The code is minimally documented however, so if you want to train it to play your own games, your work is cut out for you. None-the-less, the developer welcomes participation so maybe you can convince him to give you a hand.
AlphaZero.jl is implemented in the Julia programming language. The software is the result of a government contract with HRL Laboratories for assured autonomy AI software. As such is is well documented. The open source version is demonstrated using Connect-4 and claims to be faster than most Python implementations by virtue of the Julia language and some improvements HRL Laboratories made for efficiency. The code has all the game code in a separate module, allowing a Julia-fluent programmer the ability to modify it for other games instead of the stock Connect-4
Facebook ELF OpenGo
The Facebook AI Research arm has also joined the fray. they have released a reimplementation of AlphaGoZero called ELF OpenGo. It is based on their ELF (ELF is for Extensive , Lightweihgt and Flexible) reinforcement learning platform. The code is a combination of C++, Python, and Pytorch. Documentation is minimal. Facebook AI is upfront about not guaranteeing this software will work for anything other than the exact environment used to demonstrate it. Clearly, anyone that wishes to tinker is on their own.
My interest lies in extending the capability of the AlphaZero algorithm to other games, hence I made observations as to how easy (or not) that would be in the descriptions above.

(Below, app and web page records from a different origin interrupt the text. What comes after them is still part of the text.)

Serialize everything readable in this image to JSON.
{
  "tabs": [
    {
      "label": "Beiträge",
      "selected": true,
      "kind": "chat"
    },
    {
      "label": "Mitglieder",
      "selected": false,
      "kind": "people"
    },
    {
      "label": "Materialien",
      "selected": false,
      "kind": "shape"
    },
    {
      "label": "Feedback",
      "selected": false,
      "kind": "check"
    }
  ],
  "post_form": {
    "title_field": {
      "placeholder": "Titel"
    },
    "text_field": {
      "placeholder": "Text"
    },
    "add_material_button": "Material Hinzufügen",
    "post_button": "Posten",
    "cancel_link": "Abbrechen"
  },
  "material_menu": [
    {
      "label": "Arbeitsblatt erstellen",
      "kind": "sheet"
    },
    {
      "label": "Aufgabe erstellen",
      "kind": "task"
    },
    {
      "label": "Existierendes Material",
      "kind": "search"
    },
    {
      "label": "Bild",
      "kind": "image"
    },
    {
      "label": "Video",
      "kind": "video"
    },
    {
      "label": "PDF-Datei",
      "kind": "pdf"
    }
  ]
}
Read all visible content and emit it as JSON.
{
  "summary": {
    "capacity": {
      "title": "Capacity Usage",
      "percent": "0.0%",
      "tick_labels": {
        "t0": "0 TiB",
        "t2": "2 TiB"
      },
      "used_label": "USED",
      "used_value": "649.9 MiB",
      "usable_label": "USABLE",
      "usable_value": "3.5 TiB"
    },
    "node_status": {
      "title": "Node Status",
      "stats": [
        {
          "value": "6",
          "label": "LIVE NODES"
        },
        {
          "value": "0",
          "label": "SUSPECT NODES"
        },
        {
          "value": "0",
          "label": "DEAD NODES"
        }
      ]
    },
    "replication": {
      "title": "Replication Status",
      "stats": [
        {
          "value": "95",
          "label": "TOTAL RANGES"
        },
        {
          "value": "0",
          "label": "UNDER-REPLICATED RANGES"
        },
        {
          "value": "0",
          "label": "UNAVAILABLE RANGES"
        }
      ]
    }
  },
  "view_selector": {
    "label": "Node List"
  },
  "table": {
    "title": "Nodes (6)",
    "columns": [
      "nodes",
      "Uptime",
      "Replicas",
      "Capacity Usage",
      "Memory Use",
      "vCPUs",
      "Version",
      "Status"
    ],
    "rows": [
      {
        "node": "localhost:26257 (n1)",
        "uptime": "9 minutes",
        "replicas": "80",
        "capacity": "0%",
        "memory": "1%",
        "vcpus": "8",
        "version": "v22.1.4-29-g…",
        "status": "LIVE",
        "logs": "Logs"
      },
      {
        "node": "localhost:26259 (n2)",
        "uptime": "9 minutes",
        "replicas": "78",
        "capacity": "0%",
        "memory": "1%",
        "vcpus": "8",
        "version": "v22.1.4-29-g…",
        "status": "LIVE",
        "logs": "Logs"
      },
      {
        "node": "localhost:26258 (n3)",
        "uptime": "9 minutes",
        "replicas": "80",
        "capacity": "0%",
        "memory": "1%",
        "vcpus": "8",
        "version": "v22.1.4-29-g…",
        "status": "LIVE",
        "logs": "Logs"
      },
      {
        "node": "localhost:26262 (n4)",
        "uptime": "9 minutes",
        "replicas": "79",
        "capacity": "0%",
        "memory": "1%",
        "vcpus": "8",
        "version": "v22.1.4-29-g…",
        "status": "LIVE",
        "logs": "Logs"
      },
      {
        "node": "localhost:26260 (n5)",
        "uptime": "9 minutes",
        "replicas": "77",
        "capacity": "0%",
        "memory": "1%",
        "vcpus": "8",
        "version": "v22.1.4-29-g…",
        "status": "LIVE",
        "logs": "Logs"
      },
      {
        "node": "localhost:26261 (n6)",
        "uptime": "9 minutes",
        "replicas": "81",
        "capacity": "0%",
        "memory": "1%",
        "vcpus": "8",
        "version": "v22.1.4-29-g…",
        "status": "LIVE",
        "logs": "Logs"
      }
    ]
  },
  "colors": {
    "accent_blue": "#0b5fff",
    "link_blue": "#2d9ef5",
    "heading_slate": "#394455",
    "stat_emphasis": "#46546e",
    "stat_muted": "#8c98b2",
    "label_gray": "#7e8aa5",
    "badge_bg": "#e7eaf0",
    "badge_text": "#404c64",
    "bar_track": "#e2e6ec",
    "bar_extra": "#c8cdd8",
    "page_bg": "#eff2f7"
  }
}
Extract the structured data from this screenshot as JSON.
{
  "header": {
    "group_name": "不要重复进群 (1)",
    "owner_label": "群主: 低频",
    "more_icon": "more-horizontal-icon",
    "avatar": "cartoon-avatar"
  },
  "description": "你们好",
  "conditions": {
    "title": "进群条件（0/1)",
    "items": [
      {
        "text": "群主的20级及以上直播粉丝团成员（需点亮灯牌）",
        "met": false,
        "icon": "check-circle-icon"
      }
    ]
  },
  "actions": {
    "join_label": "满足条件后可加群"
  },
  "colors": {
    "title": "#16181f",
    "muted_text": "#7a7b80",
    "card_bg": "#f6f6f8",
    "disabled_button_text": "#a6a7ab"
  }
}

As a first step, I plan to experiment with the Applied Data Science repository, and maybe others afterwards. I’ll report back with any findings. I’d love to hear from people that have used any of these, and in particular, if you were able to train the engine on a different game.